By ALAN SMASON, Theatre Critic, WYES-TV (“Steppin’ Out“)
Until 2015 the Yiddish operetta “Di Goldene Kale” (“The Golden Bride”) composed by Joseph Rumshinsky had not been performed on stage for seven decades. That was when the National Yiddish Theatre Folksbeine at New York’s Museum of Jewish Heritage brought back its carefully reconstructed production to select audiences at the museum’s newly revamped third floor theater. This followed two concert presentations – the first with piano accompaniment and the second with orchestra and chorus – both of which gleaned positive response.
Following its successful run last season, the theatre company decided to reassemble as many of the previous cast members for another run of the work shown with supertitles in both English and Russian. To their delight and to the delight of audiences since July 10, most of the original 2015 cast has returned to the stage to once again breathe fresh life into this masterpiece of Yiddish theatre.

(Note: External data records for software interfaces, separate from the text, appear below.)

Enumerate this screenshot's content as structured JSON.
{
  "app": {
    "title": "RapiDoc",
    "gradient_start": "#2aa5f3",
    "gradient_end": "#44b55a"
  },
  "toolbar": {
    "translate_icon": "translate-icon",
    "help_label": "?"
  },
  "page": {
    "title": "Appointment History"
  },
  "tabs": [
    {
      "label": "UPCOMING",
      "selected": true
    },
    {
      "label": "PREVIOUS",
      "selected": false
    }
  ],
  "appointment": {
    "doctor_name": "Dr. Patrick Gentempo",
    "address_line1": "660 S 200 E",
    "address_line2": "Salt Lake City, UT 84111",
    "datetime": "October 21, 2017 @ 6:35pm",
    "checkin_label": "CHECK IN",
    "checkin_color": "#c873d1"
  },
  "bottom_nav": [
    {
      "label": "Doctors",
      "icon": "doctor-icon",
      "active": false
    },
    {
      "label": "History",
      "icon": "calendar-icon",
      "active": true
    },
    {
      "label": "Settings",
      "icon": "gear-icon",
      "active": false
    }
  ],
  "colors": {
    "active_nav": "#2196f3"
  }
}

Premiered in 1923, Rumshinksy composed the sumptuous and rich melodies and paired them with the Yiddish lyrics written by Louis Gilrod. The first act, set in Russia, introduces the audience to the Russian characters in their natural shtetl setting as a number of rich Americans visit. In the second act all of the characters are implausibly transported to America a year later for the resolution of the storyline, which involves a courtship, a search for a missing mother and some comical relief in between.

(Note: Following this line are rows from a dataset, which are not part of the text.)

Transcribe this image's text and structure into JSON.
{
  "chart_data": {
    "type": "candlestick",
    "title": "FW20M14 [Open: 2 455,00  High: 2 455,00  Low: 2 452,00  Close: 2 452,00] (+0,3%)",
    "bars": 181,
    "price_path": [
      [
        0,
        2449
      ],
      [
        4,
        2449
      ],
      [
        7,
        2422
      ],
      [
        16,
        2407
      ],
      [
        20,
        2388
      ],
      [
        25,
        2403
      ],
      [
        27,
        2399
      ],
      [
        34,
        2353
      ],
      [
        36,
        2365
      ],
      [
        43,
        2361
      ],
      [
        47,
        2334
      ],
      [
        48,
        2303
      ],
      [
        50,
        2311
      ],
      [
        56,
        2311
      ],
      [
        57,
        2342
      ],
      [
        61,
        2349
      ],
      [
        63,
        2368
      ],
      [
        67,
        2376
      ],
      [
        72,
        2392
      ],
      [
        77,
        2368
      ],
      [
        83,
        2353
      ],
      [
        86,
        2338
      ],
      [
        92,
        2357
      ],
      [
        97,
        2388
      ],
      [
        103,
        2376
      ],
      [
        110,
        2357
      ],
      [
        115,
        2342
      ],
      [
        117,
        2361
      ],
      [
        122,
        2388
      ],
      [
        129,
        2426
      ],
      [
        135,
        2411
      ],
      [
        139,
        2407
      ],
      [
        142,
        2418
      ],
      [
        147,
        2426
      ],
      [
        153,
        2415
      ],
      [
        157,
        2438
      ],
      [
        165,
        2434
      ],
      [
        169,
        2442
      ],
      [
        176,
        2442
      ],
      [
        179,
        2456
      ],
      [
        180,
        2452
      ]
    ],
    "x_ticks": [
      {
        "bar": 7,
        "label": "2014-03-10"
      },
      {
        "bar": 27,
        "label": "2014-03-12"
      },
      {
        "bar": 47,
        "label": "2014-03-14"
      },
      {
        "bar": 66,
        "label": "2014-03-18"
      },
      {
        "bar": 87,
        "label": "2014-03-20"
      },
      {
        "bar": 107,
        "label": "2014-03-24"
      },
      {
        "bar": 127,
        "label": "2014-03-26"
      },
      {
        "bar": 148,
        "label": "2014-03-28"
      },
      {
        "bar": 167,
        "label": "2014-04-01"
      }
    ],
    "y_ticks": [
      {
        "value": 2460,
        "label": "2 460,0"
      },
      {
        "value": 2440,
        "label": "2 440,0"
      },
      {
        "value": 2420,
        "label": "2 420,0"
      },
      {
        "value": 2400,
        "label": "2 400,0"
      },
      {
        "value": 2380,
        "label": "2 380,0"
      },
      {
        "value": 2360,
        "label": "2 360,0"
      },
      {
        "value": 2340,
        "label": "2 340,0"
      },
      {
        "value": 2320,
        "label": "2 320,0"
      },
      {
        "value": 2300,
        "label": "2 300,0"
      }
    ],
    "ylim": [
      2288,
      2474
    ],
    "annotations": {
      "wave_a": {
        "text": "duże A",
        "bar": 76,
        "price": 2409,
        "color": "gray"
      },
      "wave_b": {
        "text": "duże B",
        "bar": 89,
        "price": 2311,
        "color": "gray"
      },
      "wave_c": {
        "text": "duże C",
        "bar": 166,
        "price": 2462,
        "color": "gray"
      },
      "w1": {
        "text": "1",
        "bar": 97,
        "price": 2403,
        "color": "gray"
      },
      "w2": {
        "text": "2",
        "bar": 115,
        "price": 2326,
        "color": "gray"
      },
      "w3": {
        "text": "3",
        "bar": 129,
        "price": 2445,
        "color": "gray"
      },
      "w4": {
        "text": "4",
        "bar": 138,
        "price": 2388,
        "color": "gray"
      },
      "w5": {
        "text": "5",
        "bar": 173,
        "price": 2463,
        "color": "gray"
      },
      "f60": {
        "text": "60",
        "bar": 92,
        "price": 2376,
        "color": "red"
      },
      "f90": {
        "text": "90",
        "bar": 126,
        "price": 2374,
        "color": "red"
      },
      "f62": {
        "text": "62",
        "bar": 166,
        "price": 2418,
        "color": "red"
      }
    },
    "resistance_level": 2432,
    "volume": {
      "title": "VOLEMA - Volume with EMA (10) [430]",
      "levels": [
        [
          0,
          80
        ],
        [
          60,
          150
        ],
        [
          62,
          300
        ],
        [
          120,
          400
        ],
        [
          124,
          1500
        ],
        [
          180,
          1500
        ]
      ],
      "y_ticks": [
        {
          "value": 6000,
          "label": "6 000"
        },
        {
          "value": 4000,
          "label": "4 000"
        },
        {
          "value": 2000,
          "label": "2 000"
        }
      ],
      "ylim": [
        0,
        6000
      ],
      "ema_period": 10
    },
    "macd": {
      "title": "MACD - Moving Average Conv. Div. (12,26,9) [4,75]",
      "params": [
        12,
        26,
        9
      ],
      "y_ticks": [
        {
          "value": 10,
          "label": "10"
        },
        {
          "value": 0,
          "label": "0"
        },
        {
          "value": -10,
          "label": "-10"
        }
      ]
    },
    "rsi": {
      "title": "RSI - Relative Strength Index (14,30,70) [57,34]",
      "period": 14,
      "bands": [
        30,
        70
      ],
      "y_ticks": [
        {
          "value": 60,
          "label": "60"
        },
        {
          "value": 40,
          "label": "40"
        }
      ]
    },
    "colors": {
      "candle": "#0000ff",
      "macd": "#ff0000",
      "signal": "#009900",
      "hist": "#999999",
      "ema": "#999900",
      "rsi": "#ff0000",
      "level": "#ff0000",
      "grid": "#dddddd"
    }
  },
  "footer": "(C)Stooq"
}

Returning from the previous production last winter were its two stars – Cameron Johnson as Misha and Rachel Policar as Goldele. Both in their twenties, the two offer sumptuous vocals during their courtship which are first expressed in Act One’s “Mayn Goldele” (“My Goldele”) and near the finale in “Zise Derinerung” (“Sweet Memory”). Johnson’s rich tenor and his handsome manner are a perfect compliment to Policar’s expressive soprano role and comeliness.

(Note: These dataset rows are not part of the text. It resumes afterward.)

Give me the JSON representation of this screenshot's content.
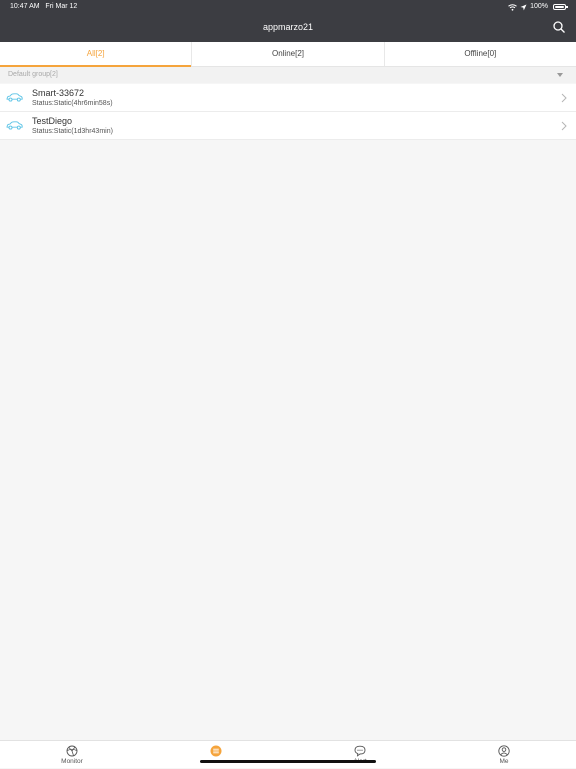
{
  "status_bar": {
    "time": "10:47 AM",
    "date": "Fri Mar 12",
    "battery": "100%",
    "icons": [
      "wifi-icon",
      "location-arrow-icon",
      "battery-icon"
    ]
  },
  "header": {
    "title": "appmarzo21",
    "search_icon": "search-icon"
  },
  "tabs": [
    {
      "label": "All[2]",
      "active": true
    },
    {
      "label": "Online[2]",
      "active": false
    },
    {
      "label": "Offline[0]",
      "active": false
    }
  ],
  "group": {
    "label": "Default group[2]"
  },
  "devices": [
    {
      "name": "Smart-33672",
      "status": "Status:Static(4hr6min58s)",
      "icon": "car-icon"
    },
    {
      "name": "TestDiego",
      "status": "Status:Static(1d3hr43min)",
      "icon": "car-icon"
    }
  ],
  "bottom_nav": [
    {
      "label": "Monitor",
      "icon": "monitor-icon",
      "active": false
    },
    {
      "label": "",
      "icon": "list-icon",
      "active": true
    },
    {
      "label": "Alert",
      "icon": "chat-icon",
      "active": false
    },
    {
      "label": "Me",
      "icon": "user-icon",
      "active": false
    }
  ],
  "colors": {
    "header_bg": "#3c3d42",
    "accent": "#f5a43c",
    "car_icon": "#5bc3e6",
    "background": "#f6f6f6"
  }
}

Fresh off her run as the alternate for Christine Daae in Broadway’s “Phantom of the Opera” was Rachel Zatcoff (Khanale), whose velvety soprano’s notes hung high in the air during her work, especially with Glenn Seven Allen’s role as Jerome. Their duet of “”Mir Aenen Aktyorn” (“We Are Actors”) was especially moving and the familiar borrowing of George M. Cohan’s patriotic melody is evident in “Over Ther” (“Over There”), which they sing together in Act One.
Co-directors Bryna Wasserman and Motl Didner assembled a fantastic set of actors who could handle the comedic aspects of the work including standout Adam B. Shapiro as Kalmen, a man who adapts quite well from a huckster in Russia to a capitalist in America.
Joining him on stage were Bob Ader (Benjamin) and Bruce Rebold as Pinchas along with other female notables Regina Gibson (Sheyndl) and Lisa Fishman (Toybe).
Also, three tradesmen – a cobbler, a tailor and a cantor – all seeking the hand of the rich Goldele – Alex Bird (Berke), Michael Einav (Motke) and Cody Hernandez (Yankl) – take up the cause of finding her missing mother. To the relief of her love Misha, the three seem more like the Three Stooges than three genuine suitors.
One of the most haunting of Rumshinky’s melodies is “Kidush” (“Kiddush”), the closing number in Act One . It is about as close to a representation of what Shabbat meant to the immigrant Jews of the time as can possibly be found today. The chorus work is quite good and the conductor and music director Zalmen Mlotek uses his baton quite effectively in bringing back these historic pieces with his 14-piece orchestra.
Merete Muenter did a great job as choreographer, especially considering the large number of players on what is a fairly small stage with little wing space. Paying close attention to details in sketches gleaned from historical research, designer Izzy Fields created marvelous costumes that complimented the set design by John Dinning.
The painstaking process of reassembling the libretto and music from the research materials by the National Yiddish Theatre Folksbeine may have been a somewhat limiting factor in bringing the project together. In many cases best guesses were employed by those who found missing passages and some notes were rewritten that seemed flat or out of place. But the work is largely the way it was first seen by audiences nearly a century ago.
Interestingly, Freida Freiman gets credit for the work now, although her husband Louis was first listed as the librettist, probably due to fears of a backlash against a woman writer. The operetta’s rather simplistic, naîve and unlikely libretto, though, is more problematic for modern audiences than it was at its premiere. Most target audience members were almost all recently immigrated from Europe and most likely indifferent to expecting more than such simple fare.
“Di Goldene Kale” (“The Golden Bride”) continues at the Museum of Jewish Heritage, 33 Battery Park Place in New York, Sundays through Thursdays until August 28. (No shows on August 14, 16 and 23). Tickets are $40.00 with discounts for museum members and groups. Tickets also entitle the bearer to a tour of the exhibits. For ticket information call 646-437-4202.